The large shareholder groups of Cummins Inc. (NYSE: CMI) have power over the company. Generally speaking, as a company grows, institutions increase their ownership. Conversely, insiders often decrease their ownership over time. Companies that were previously publicly owned tend to have less insider ownership.
Cummins has a market cap of US$32 billion, so it’s too big to fly under the radar. We expect institutions and retail investors to own part of the business. Our analysis of societal ownership below shows that institutions own shares in society. We can zoom in on the different ownership groups, to learn more about Cummins.
What does institutional ownership tell us about Cummins?
Institutions typically measure themselves against a benchmark when reporting to their own investors, so they often become more enthusiastic about a stock once it is included in a major index. We would expect most companies to have some institutions listed, especially if they are growing.
We can see that Cummins has institutional investors; and they own a good part of the shares of the company. This implies that analysts working for these institutions have reviewed the stock and like it. But like everyone else, they can be wrong. It is not uncommon to see a sharp decline in the stock price if two large institutional investors attempt to sell a stock at the same time. So it’s worth checking out Cummins’ past earnings trajectory (below). Of course, keep in mind that there are other factors to consider as well.
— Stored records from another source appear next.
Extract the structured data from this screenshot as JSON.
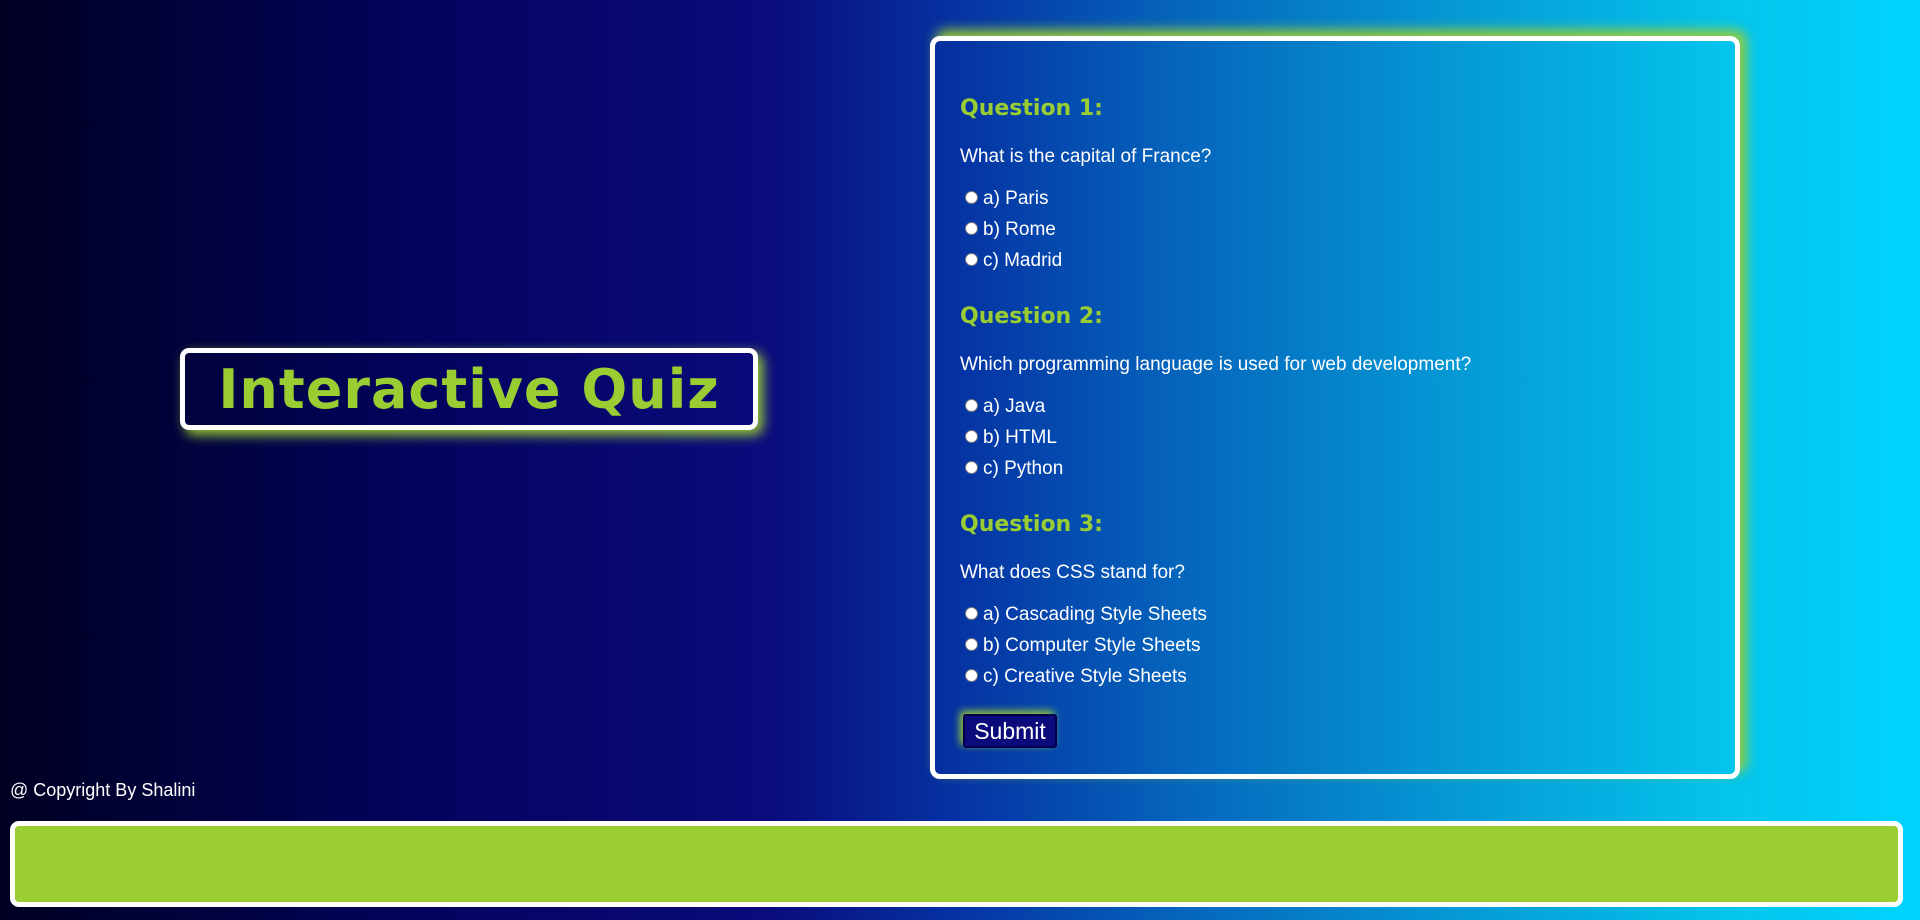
{
  "title": "Interactive Quiz",
  "colors": {
    "accent": "#9acd32",
    "panel_border": "#ffffff",
    "text": "#ffffff",
    "button_bg": "#0b0b7c"
  },
  "quiz": {
    "questions": [
      {
        "heading": "Question 1:",
        "text": "What is the capital of France?",
        "options": [
          "a) Paris",
          "b) Rome",
          "c) Madrid"
        ]
      },
      {
        "heading": "Question 2:",
        "text": "Which programming language is used for web development?",
        "options": [
          "a) Java",
          "b) HTML",
          "c) Python"
        ]
      },
      {
        "heading": "Question 3:",
        "text": "What does CSS stand for?",
        "options": [
          "a) Cascading Style Sheets",
          "b) Computer Style Sheets",
          "c) Creative Style Sheets"
        ]
      }
    ],
    "submit_label": "Submit"
  },
  "footer": {
    "copyright": "@ Copyright By Shalini"
  }
}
Since institutional investors own more than half of the issued shares, the board will likely have to pay attention to their preferences. We note that hedge funds have no significant investment in Cummins. The company’s largest shareholder is The Vanguard Group, Inc., with a 9.0% stake. For context, the second shareholder owns approximately 8.3% of the outstanding shares, followed by a 4.7% ownership by the third shareholder.
Looking at our ownership data, we found that 25 of the major shareholders collectively own less than 50% of the share register, implying that no single individual holds a majority stake.
While studying the institutional ownership of a company can add value to your research, it is also recommended that you research analyst recommendations to better understand a stock’s expected performance. There are a reasonable number of analysts covering the stock, so it can be useful to know their overall view on the future.
Cummins Insider Ownership
The definition of an insider may differ slightly from country to country, but board members still matter. Management is ultimately responsible to the board of directors. However, it is not uncommon for managers to be members of the management board, especially if they are founders or CEOs.
I generally consider insider ownership to be a good thing. However, there are times when it is more difficult for other shareholders to hold the board accountable for decisions.
Our information suggests that insiders of Cummins Inc. own less than 1% of the company. It’s a very big company, so it would be surprising to see insiders owning much of the company. Although their stake is less than 1%, we can see that the board members collectively own $137 million worth of shares (at today’s prices). It’s always good to see at least some insider ownership, but it might be worth checking to see if those insiders have sold.
General public property
The general public, who are usually individual investors, hold a 16% stake in Cummins. While that size of ownership might not be enough to sway a policy decision in their favor, they can still have a collective impact on company policies.
I find it very interesting to see who exactly owns a company. But to really get insight, we also need to consider other information. Know that Cummins shows 1 warning sign in our investment analysis you should know…
But finally it’s the future, not the past, that will determine the success of the owners of this business. Therefore, we think it’s advisable to take a look at this free report showing whether analysts are predicting a brighter future.
NB: The figures in this article are calculated using trailing twelve month data, which refers to the 12 month period ending on the last day of the month the financial statements are dated. This may not be consistent with the annual report figures for the full year.
Feedback on this article? Concerned about content? Get in touch with us directly. You can also email the editorial team (at) Simplywallst.com.
This Simply Wall St article is general in nature. We provide commentary based on historical data and analyst forecasts only using unbiased methodology and our articles are not intended to be financial advice. It is not a recommendation to buy or sell stocks and does not take into account your objectives or financial situation. Our goal is to bring you targeted long-term analysis based on fundamental data. Note that our analysis may not take into account the latest announcements from price-sensitive companies or qualitative materials. Simply Wall St has no position in the stocks mentioned.
The views and opinions expressed herein are the views and opinions of the author and do not necessarily reflect those of Nasdaq, Inc.